◆ YOUR INSTRUCTIONS ◆
Copy out each line of the data that holds the word "있습니다".

*** Opening of DATA UNDER STUDY ***

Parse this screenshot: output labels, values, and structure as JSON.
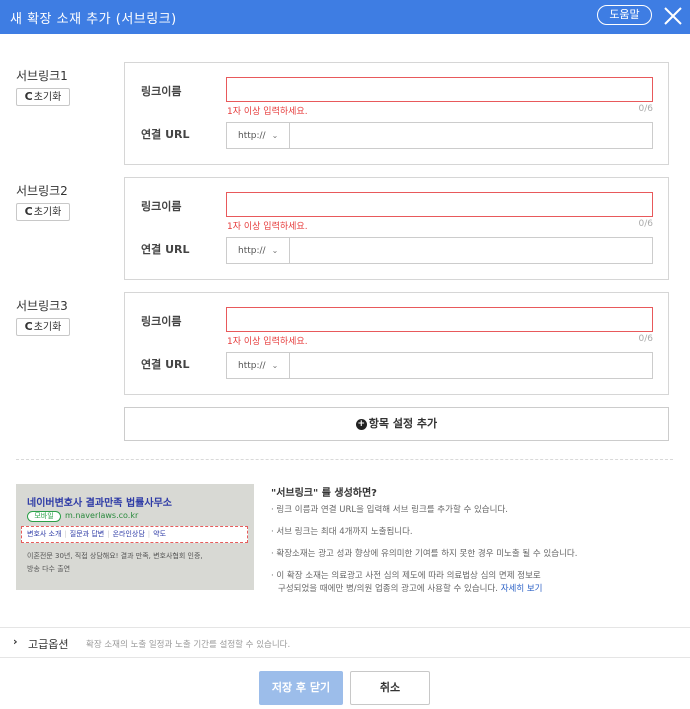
{
  "header": {
    "title": "새 확장 소재 추가 (서브링크)",
    "help_label": "도움말"
  },
  "reset_label": "초기화",
  "reset_icon_glyph": "C",
  "sublinks": [
    {
      "label": "서브링크1",
      "name_label": "링크이름",
      "error": "1자 이상 입력하세요.",
      "count": "0/6",
      "url_label": "연결 URL",
      "protocol": "http://"
    },
    {
      "label": "서브링크2",
      "name_label": "링크이름",
      "error": "1자 이상 입력하세요.",
      "count": "0/6",
      "url_label": "연결 URL",
      "protocol": "http://"
    },
    {
      "label": "서브링크3",
      "name_label": "링크이름",
      "error": "1자 이상 입력하세요.",
      "count": "0/6",
      "url_label": "연결 URL",
      "protocol": "http://"
    }
  ],
  "add_item_label": "항목 설정 추가",
  "preview": {
    "title": "네이버변호사 결과만족 법률사무소",
    "mobile_badge": "모바일",
    "url": "m.naverlaws.co.kr",
    "links": [
      "변호사 소개",
      "질문과 답변",
      "온라인상담",
      "약도"
    ],
    "desc_line1": "이혼전문 30년, 직접 상담해요! 결과 만족, 변호사협회 인증,",
    "desc_line2": "방송 다수 출연"
  },
  "info": {
    "title": "\"서브링크\" 를 생성하면?",
    "bullet1": "· 링크 이름과 연결 URL을 입력해 서브 링크를 추가할 수 있습니다.",
    "bullet2": "· 서브 링크는 최대 4개까지 노출됩니다.",
    "bullet3": "· 확장소재는 광고 성과 향상에 유의미한 기여를 하지 못한 경우 미노출 될 수 있습니다.",
    "bullet4_line1": "· 이 확장 소재는 의료광고 사전 심의 제도에 따라 의료법상 심의 면제 정보로",
    "bullet4_line2": "구성되었을 때에만 병/의원 업종의 광고에 사용할 수 있습니다.",
    "more_link": "자세히 보기"
  },
  "advanced": {
    "label": "고급옵션",
    "description": "확장 소재의 노출 일정과 노출 기간를 설정할 수 있습니다."
  },
  "footer": {
    "save_label": "저장 후 닫기",
    "cancel_label": "취소"
  },
  "colors": {
    "header_bg": "#3e7de3",
    "error": "#e63c3c",
    "save_button_bg": "#9cbdea",
    "link": "#2e63c7"
  }
}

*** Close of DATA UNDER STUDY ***

◆ ANSWER TO THIS TASK ◆
    "bullet1": "· 링크 이름과 연결 URL을 입력해 서브 링크를 추가할 수 있습니다.",
    "bullet3": "· 확장소재는 광고 성과 향상에 유의미한 기여를 하지 못한 경우 미노출 될 수 있습니다.",
    "bullet4_line2": "구성되었을 때에만 병/의원 업종의 광고에 사용할 수 있습니다.",
    "description": "확장 소재의 노출 일정과 노출 기간를 설정할 수 있습니다."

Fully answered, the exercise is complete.